Task prompt: Among the entries below, how many lines hold "nBACKUP"? Reply with the number only.

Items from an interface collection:
Start of Block
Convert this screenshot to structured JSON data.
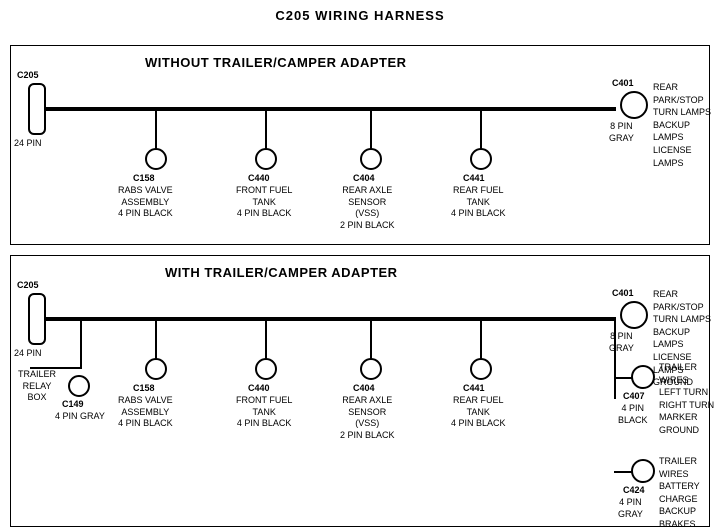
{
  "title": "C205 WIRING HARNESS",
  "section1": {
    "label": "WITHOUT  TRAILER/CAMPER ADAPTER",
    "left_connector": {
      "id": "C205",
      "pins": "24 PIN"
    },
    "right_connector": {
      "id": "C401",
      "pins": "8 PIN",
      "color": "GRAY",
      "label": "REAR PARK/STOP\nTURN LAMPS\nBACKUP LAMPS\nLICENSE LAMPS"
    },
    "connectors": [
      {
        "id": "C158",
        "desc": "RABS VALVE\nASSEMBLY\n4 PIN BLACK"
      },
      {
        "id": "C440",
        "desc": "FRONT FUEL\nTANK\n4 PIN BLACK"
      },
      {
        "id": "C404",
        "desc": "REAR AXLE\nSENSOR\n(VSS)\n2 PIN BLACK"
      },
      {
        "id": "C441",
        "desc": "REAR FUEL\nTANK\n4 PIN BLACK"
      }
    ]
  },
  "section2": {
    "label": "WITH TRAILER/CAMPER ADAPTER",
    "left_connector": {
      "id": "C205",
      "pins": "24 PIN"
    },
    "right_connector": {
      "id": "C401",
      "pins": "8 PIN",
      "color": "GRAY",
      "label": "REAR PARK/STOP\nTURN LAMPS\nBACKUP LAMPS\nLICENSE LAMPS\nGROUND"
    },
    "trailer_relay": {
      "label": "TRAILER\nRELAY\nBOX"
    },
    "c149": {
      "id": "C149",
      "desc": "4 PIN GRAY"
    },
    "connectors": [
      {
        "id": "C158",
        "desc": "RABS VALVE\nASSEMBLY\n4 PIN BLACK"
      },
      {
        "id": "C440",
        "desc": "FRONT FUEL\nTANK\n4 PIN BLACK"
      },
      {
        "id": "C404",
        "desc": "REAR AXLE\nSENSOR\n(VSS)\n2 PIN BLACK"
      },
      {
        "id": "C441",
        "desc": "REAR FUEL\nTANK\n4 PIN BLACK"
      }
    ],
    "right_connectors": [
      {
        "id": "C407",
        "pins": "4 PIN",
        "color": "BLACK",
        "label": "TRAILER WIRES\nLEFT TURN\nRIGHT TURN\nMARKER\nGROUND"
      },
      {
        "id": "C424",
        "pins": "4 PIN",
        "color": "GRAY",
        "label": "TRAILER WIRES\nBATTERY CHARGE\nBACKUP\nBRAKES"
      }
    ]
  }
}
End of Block
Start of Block
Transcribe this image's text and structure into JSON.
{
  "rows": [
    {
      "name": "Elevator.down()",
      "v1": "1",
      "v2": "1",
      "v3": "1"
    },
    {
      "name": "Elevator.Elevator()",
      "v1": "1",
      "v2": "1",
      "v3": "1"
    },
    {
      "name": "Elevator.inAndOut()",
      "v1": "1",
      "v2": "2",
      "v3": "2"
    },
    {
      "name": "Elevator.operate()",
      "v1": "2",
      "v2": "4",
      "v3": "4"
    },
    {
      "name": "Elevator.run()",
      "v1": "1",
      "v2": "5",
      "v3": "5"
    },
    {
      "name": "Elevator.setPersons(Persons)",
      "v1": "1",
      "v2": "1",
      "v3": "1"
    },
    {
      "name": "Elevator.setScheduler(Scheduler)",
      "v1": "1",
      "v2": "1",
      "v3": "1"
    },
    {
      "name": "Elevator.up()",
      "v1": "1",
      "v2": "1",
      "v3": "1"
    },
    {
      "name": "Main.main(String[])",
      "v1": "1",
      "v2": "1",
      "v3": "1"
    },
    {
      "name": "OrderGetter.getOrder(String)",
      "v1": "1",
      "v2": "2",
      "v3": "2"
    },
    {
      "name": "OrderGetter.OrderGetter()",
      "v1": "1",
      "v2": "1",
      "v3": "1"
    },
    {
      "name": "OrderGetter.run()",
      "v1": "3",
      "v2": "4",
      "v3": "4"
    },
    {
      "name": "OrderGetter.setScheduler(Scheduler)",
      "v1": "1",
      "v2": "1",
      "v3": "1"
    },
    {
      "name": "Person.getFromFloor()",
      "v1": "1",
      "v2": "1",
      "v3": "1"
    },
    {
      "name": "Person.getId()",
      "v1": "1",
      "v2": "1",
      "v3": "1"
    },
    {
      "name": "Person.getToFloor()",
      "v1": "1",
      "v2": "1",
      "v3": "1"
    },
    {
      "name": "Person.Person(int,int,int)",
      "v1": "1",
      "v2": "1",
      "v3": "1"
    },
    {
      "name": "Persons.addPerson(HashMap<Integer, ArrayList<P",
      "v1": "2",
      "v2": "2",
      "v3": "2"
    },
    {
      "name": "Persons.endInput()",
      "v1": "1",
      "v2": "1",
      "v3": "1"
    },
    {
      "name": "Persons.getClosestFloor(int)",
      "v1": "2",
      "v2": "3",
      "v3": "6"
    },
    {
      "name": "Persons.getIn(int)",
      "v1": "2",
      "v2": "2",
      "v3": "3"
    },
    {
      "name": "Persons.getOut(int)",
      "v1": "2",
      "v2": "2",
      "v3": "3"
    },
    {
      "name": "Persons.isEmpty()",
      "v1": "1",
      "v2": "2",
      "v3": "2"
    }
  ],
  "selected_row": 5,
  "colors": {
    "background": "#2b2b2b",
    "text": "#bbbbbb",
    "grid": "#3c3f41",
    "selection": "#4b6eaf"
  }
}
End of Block
Written solution: 3